** The problem **
Extract the full set of records that follows, word for word.

'''

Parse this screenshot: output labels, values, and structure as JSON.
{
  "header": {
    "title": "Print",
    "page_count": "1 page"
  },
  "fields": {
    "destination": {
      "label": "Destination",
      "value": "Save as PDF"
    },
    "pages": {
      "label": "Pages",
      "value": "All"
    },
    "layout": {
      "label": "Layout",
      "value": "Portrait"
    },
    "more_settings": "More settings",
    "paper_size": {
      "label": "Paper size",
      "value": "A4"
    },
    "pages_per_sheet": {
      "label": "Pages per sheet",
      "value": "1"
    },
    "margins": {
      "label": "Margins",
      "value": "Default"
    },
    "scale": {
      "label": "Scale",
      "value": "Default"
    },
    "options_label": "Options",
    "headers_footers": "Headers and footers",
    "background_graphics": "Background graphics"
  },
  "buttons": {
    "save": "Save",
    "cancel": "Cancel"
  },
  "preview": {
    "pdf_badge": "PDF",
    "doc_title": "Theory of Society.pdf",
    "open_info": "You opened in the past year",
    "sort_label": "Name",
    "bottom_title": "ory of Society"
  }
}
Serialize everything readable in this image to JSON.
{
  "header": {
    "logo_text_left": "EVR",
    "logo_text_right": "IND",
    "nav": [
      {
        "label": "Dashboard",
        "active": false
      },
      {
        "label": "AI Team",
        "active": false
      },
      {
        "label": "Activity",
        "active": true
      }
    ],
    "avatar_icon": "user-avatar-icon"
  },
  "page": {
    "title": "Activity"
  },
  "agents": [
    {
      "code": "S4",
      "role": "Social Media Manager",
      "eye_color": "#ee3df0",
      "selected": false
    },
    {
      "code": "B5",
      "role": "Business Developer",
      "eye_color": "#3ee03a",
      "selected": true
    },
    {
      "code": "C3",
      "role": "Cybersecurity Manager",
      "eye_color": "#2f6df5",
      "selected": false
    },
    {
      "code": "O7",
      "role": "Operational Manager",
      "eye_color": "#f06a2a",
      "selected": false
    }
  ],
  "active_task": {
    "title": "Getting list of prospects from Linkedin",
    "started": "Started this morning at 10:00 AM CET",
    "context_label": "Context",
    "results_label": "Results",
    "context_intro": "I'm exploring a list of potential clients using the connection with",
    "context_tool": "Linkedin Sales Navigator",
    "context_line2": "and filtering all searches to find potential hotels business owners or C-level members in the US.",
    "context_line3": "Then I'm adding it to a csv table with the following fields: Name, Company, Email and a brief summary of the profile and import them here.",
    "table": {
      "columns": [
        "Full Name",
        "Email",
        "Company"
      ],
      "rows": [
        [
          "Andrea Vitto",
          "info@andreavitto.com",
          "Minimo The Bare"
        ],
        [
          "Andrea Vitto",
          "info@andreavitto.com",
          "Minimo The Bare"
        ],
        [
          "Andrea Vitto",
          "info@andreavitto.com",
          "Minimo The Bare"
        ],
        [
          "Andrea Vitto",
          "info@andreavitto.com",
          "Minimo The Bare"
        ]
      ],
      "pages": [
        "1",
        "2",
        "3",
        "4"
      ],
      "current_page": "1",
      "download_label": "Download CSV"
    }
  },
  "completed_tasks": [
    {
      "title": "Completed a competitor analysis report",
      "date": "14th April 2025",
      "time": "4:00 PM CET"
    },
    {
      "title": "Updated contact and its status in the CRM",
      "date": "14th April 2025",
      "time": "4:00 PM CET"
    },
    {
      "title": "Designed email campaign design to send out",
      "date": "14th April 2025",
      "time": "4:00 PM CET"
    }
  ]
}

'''

** The answer **
Parse this screenshot: output labels, values, and structure as JSON.
{
  "header": {
    "title": "Print",
    "page_count": "1 page"
  },
  "fields": {
    "destination": {
      "label": "Destination",
      "value": "Save as PDF"
    },
    "pages": {
      "label": "Pages",
      "value": "All"
    },
    "layout": {
      "label": "Layout",
      "value": "Portrait"
    },
    "more_settings": "More settings",
    "paper_size": {
      "label": "Paper size",
      "value": "A4"
    },
    "pages_per_sheet": {
      "label": "Pages per sheet",
      "value": "1"
    },
    "margins": {
      "label": "Margins",
      "value": "Default"
    },
    "scale": {
      "label": "Scale",
      "value": "Default"
    },
    "options_label": "Options",
    "headers_footers": "Headers and footers",
    "background_graphics": "Background graphics"
  },
  "buttons": {
    "save": "Save",
    "cancel": "Cancel"
  },
  "preview": {
    "pdf_badge": "PDF",
    "doc_title": "Theory of Society.pdf",
    "open_info": "You opened in the past year",
    "sort_label": "Name",
    "bottom_title": "ory of Society"
  }
}
Serialize everything readable in this image to JSON.
{
  "header": {
    "logo_text_left": "EVR",
    "logo_text_right": "IND",
    "nav": [
      {
        "label": "Dashboard",
        "active": false
      },
      {
        "label": "AI Team",
        "active": false
      },
      {
        "label": "Activity",
        "active": true
      }
    ],
    "avatar_icon": "user-avatar-icon"
  },
  "page": {
    "title": "Activity"
  },
  "agents": [
    {
      "code": "S4",
      "role": "Social Media Manager",
      "eye_color": "#ee3df0",
      "selected": false
    },
    {
      "code": "B5",
      "role": "Business Developer",
      "eye_color": "#3ee03a",
      "selected": true
    },
    {
      "code": "C3",
      "role": "Cybersecurity Manager",
      "eye_color": "#2f6df5",
      "selected": false
    },
    {
      "code": "O7",
      "role": "Operational Manager",
      "eye_color": "#f06a2a",
      "selected": false
    }
  ],
  "active_task": {
    "title": "Getting list of prospects from Linkedin",
    "started": "Started this morning at 10:00 AM CET",
    "context_label": "Context",
    "results_label": "Results",
    "context_intro": "I'm exploring a list of potential clients using the connection with",
    "context_tool": "Linkedin Sales Navigator",
    "context_line2": "and filtering all searches to find potential hotels business owners or C-level members in the US.",
    "context_line3": "Then I'm adding it to a csv table with the following fields: Name, Company, Email and a brief summary of the profile and import them here.",
    "table": {
      "columns": [
        "Full Name",
        "Email",
        "Company"
      ],
      "rows": [
        [
          "Andrea Vitto",
          "info@andreavitto.com",
          "Minimo The Bare"
        ],
        [
          "Andrea Vitto",
          "info@andreavitto.com",
          "Minimo The Bare"
        ],
        [
          "Andrea Vitto",
          "info@andreavitto.com",
          "Minimo The Bare"
        ],
        [
          "Andrea Vitto",
          "info@andreavitto.com",
          "Minimo The Bare"
        ]
      ],
      "pages": [
        "1",
        "2",
        "3",
        "4"
      ],
      "current_page": "1",
      "download_label": "Download CSV"
    }
  },
  "completed_tasks": [
    {
      "title": "Completed a competitor analysis report",
      "date": "14th April 2025",
      "time": "4:00 PM CET"
    },
    {
      "title": "Updated contact and its status in the CRM",
      "date": "14th April 2025",
      "time": "4:00 PM CET"
    },
    {
      "title": "Designed email campaign design to send out",
      "date": "14th April 2025",
      "time": "4:00 PM CET"
    }
  ]
}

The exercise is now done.